Deregulate handloom sector to attract FDI in textile: ASSOCHAM
The Associated Chambers of Commerce and Industry of India (ASSOCHAM) has suggested complete deregulation of India's handloom sector with flexibility in labour laws to help textile economy attract FDI, upgrade technology and generate employment in Chinese way which spurred spectacular growth in its apparel export industry.
In a SWOT Analysis on `Textile Sector of India' undertaken by ASSOCHAM, it has been pointed out that the total FDI's approval in India in last 15 years stood at Rs.40 billion of which less than Rs. 3 billion were approved until recently.
This has happened because domestic textile sector continues to struggle under shackles of stringent laws and has yet to be deregulated as against China in which the actual FDI's are 50 times higher and its textile industry and exports are doing remarkably well.
Releasing the Paper, the ASSOCHAM President, Mr. Sajjan Jindal said that the technology upgradation fund schemes (TUFs) for the sector was introduced in March 2006 but majority of investments that took place in textile sector went out of it. This means that textile units had chosen to invest by not taking recourse to TUFs route.
Another disturbing feature is that FDI's attracted by domestic textile sector continue to remain quite low as in last 14-15 years, out of total FDI's attracted, textile sector contributed less than 2.5%, added Mr. Jindal.
He suggested that flexibility in labour laws in changed economic, commercial and fiscal policies be considered. Amendments are required to help free outsourcing to promote investment in labour intensive and export oriented garment sector.
Contract labour norms should be liberalised for textiles and garments so that units can hire labourers for a few months without the compulsion of having to absorb them permanently.
Infrastructure and power sector reforms should be undertaken at a high speed to facilitate the smooth functioning of the industry.
India has high energy and capital costs, multiple taxation and low productivity, all of which add to production costs. As a result, textile and apparel products from India are less competitive than those of China and other developing countries.
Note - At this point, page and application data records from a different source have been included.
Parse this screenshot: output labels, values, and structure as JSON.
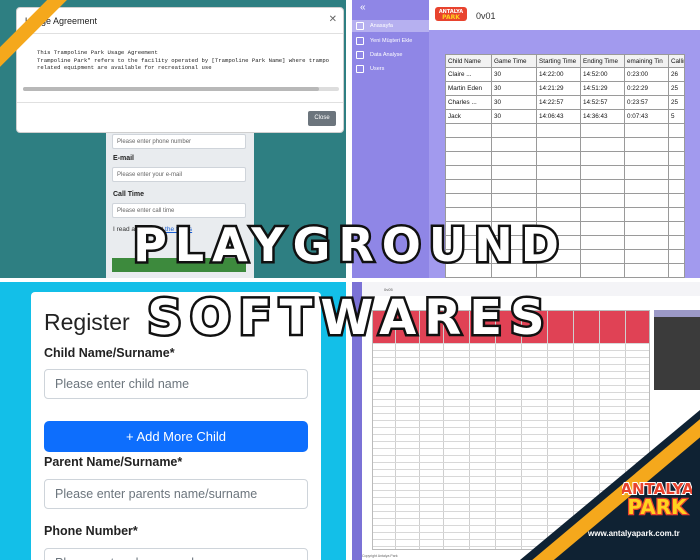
{
  "headline": {
    "line1": "PLAYGROUND",
    "line2": "SOFTWARES"
  },
  "brand": {
    "logo_text_top": "ANTALYA",
    "logo_text_bottom": "PARK",
    "url": "www.antalyapark.com.tr",
    "colors": {
      "orange": "#f5a81c",
      "dark_navy": "#0f2233"
    }
  },
  "agreement_panel": {
    "dialog_title": "Usage Agreement",
    "body_lines": [
      "This Trampoline Park Usage Agreement",
      "Trampoline Park\" refers to the facility operated by [Trampoline Park Name] where trampo",
      "related equipment are available for recreational use"
    ],
    "close_button": "Close",
    "background_form": {
      "phone_placeholder": "Please enter phone number",
      "email_label": "E-mail",
      "email_placeholder": "Please enter your e-mail",
      "call_time_label": "Call Time",
      "call_time_placeholder": "Please enter call time",
      "terms_prefix": "I read and accept",
      "terms_link": "the terms"
    },
    "colors": {
      "background": "#2e7f82"
    }
  },
  "tracking_app": {
    "title": "0v01",
    "logo_text": "ANTALYA PARK",
    "sidebar_items": [
      "Anasayfa",
      "Yeni Müşteri Ekle",
      "Data Analyse",
      "Users"
    ],
    "table": {
      "columns": [
        "Child Name",
        "Game Time",
        "Starting Time",
        "Ending Time",
        "emaining Tin",
        "Callin"
      ],
      "rows": [
        [
          "Claire ...",
          "30",
          "14:22:00",
          "14:52:00",
          "0:23:00",
          "26"
        ],
        [
          "Martin Eden",
          "30",
          "14:21:29",
          "14:51:29",
          "0:22:29",
          "25"
        ],
        [
          "Charles ...",
          "30",
          "14:22:57",
          "14:52:57",
          "0:23:57",
          "25"
        ],
        [
          "Jack",
          "30",
          "14:06:43",
          "14:36:43",
          "0:07:43",
          "5"
        ]
      ],
      "empty_rows": 11
    },
    "colors": {
      "sidebar": "#8f86e6",
      "content": "#a29aee"
    }
  },
  "register_panel": {
    "title": "Register",
    "child_label": "Child Name/Surname*",
    "child_placeholder": "Please enter child name",
    "add_child_button": "+ Add More Child",
    "parent_label": "Parent Name/Surname*",
    "parent_placeholder": "Please enter parents name/surname",
    "phone_label": "Phone Number*",
    "phone_placeholder": "Please enter phone number",
    "colors": {
      "background": "#13bfe8",
      "button": "#0d6efd"
    }
  },
  "grid_app": {
    "title": "0v05",
    "footer": "Copyright Antalya Park",
    "colors": {
      "header": "#e04255",
      "strip": "#7b72d6"
    }
  }
}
The Paper points out that there are opportunities as well as threats for the Indian textile industry in the post-MFA era. India has inherent strengths which can be capitalized on strong raw material base of cotton, man-made fibers, jute, silk, large production capacity (spinning 21% of world capacity and weaving 33% of world capacity) vast pool of skilled manpower, entrepreneurship, flexibility in production process and long experience with US, EU.
At the same time, there are weaknesses relating to fragmented industry, constraints of processing, quality of cotton, concerns over power cost, labour reforms and other infrastructure constraints and bottlenecks.
India is likely to face intense competition both domestically and internationally from other low-cost exporting countries.